Are you a 90s child? Have you ever wanted to experience the thrill of the con artist lifestyle romanticized in so many films? Well, The Big Con is here to give you those 90s feels while also serving up a wacky, witty, and pun-tastic story of a runaway teen con artist.
Developed by Mighty Yell and published by Skybound Games, The Big Con focuses on Ali, a young teen who has a caring mom who wants to send her off to band camp to get into a good school later on down the line. But trombone is not Ali’s passion. Instead, working at the video rental store her mother owns is. However, when loan sharks come sniffing around and demand $97,000 in the next two weeks, or they’ll take the store, Ali can’t have that. So, she runs away, becomes a con artist, and hustles and grifts her way through bigger and bigger cons to save her mother’s video store.
Playing as Ali, you’ll road trip across America, hopping from a small town with a single movie rental shop to a bustling mall and on to a tourist strip that likens itself to Las Vegas. Along the way, you’ll learn how to make the most out of petty crime. You’ll first learn how to pickpocket the unsuspecting, which is very simple to get down since it’s just a timing mechanic, but it will get harder with the more money that’s on the line. Thankfully, the mechanic can also be turned off in the menu for a no-stakes experience making this a very accessible game.
Beyond filching cash, you can spy on people to learn more about them and how to approach each mark. Oh, someone is waiting for their food? Well, buy a sandwich using a credit card you stole and reap the returns by impersonating their waiter. This item isn’t for sale? But I want it. So, find a way into the back of the store and take it instead. But that’s just small-time crime. The further in the game you get, the more complicated the heists can be. While you can keep the game simple, you can also seek out more and more complex cons that include breaking and entering, smooth-talking, haggling, emotional manipulation, and so much more.
The complexity is all up to you. But beware, you can get caught with your hand in the cookie jar. Once you’re caught, you can’t approach the same person again. Well, unless you wear a disguise. Don a paper bag, sunglasses, a handlebar mustache, or a snazzy suit. There’s plenty of disguises to find around the levels, and they’re just as fun to wear as they are useful. And while getting caught multiple times in the same disguise does set you back, it’s often not a very harsh punishment.
And while you’ll have to do some crime to get to your goal of 97k buckaroos, there are nevertheless some interesting moral quandaries.
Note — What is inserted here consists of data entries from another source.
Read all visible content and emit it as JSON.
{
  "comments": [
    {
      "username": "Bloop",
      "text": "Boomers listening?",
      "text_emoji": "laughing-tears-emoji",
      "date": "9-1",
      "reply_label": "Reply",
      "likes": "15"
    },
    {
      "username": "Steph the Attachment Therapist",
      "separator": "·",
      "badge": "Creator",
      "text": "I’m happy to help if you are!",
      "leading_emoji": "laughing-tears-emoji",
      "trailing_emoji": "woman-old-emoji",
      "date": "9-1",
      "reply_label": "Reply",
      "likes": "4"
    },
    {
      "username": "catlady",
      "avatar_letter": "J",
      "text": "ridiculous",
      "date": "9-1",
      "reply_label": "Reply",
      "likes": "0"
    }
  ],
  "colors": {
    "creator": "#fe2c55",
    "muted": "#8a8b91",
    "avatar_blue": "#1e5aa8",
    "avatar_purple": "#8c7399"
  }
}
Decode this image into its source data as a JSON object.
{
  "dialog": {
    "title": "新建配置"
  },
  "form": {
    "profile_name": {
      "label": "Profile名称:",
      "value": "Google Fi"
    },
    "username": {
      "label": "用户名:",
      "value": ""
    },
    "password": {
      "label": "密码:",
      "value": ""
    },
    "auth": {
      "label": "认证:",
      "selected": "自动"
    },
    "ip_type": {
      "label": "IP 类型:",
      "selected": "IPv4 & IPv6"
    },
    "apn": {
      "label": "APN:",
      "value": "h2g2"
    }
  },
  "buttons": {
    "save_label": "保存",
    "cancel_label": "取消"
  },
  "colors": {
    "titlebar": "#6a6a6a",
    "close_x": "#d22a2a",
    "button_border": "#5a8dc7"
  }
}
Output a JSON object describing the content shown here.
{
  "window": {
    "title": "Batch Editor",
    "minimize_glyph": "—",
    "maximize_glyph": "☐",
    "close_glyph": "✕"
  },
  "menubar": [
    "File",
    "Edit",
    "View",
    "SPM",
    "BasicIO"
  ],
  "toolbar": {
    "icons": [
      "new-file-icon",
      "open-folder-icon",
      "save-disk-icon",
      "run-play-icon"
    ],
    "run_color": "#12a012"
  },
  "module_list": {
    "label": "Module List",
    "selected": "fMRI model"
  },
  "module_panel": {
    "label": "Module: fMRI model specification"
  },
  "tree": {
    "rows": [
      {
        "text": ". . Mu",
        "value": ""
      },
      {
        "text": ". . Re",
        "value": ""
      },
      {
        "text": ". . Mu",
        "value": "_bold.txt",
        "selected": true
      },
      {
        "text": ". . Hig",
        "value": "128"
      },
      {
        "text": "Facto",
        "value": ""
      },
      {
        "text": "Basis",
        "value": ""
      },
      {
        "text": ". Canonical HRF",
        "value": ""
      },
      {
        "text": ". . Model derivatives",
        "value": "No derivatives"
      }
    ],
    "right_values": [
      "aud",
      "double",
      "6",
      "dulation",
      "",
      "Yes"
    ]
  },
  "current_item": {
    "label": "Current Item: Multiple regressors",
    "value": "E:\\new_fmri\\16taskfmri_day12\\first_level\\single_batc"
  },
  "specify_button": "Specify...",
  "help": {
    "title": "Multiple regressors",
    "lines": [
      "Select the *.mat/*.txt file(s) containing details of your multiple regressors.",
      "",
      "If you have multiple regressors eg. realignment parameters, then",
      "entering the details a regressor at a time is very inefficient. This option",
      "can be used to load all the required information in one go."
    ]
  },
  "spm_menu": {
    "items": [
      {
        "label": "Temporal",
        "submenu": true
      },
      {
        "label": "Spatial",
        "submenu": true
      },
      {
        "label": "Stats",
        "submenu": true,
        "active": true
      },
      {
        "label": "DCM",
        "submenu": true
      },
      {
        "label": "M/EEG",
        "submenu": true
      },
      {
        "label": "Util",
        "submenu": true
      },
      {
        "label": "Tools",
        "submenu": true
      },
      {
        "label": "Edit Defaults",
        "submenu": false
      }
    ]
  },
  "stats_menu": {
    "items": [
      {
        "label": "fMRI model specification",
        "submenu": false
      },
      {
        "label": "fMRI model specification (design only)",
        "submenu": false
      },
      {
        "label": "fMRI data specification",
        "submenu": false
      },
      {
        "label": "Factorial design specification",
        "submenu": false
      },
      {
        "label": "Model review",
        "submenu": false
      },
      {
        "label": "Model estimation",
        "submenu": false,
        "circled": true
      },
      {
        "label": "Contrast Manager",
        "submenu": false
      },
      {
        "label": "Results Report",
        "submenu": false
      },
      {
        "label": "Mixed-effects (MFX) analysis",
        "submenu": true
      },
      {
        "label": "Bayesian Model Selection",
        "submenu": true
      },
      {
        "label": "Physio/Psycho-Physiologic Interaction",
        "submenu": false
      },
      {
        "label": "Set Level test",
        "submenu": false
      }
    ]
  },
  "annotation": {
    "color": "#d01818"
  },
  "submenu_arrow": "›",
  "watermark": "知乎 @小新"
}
Would you feel okay stealing from a rich jerk? What about a child? You can help people out of the kindness of your heart or charge them for your services. You get to determine who deserves to be conned. While these moral decisions aren’t as big or impactful as I’ve seen in other games, if it got too serious, I don’t think the humor and wackiness of this coming-of-age journey would be as fun.
And this is definitely a coming-of-age story. Ali is a teenager trying to find her path in life. And while it’s not such a huge part of the subtext throughout, how players choose to talk to their mom, if they choose to call home, and the conclusions Ali comes to at the end will resonate with anyone who has ever fought with their parents over who they want to become.
From start to finish, The Big Con is a 90s love child. The game is absolutely brimming with nostalgia in outdated technology and fashion. Floppy disks, VHS tapes, plaid, polka dots, shoulder pads, payphones, and malls, The Big Con basks in the fads of the time. And you definitely can’t forget the Cool S, especially since it acts as the loading screen. Even the “Don’t do drugs” motto that was drilled into kids’ brains is front and center. And like you can expect from a game about saving a video store, you’ll even encounter references to classic movies of the time.
While the dialogue is silly most times—a combination of Ali’s wit and sarcasm with just some absolutely outrageous and stereotypical characters—there are a few bumps in the dialogue here and there. Most conversations you have with your marks are short and sweet. But a few sections of dialogue stick out, and these really slow down the pace with their length and how stale they are. Whereas a lot of the enjoyment comes from shorter, zany dialogue, these put a damper on the fun. Thankfully these sections are few and far between.
My only other criticism for the game is some of the movements and buttons are difficult at times. For example, when you can interact with an object or a person, a button pops up. At times, the game will require players to position Ali very specifically for the button to appear, and it can be really aggravating.
Overall, The Big Con provides some much-needed 90s nostalgia while also providing an outrageous tale smothered in wit, sarcasm, and Horm. It’s a short, casual game, with a whole lot of spunk and a whole lot of crime, and I really recommend it to anyone looking for a laugh.
The Big Con is available now on PC, Xbox Series X/S, and Xbox One.
The Big Con
- Rating - 8/108/10
The Big Con provides some much-needed 90s nostalgia while also providing an outrageous tale smothered in wit, sarcasm, and Horm. It’s a short, casual game, with a whole lot of spunk and a whole lot of crime, and I really recommend it to anyone looking for a laugh.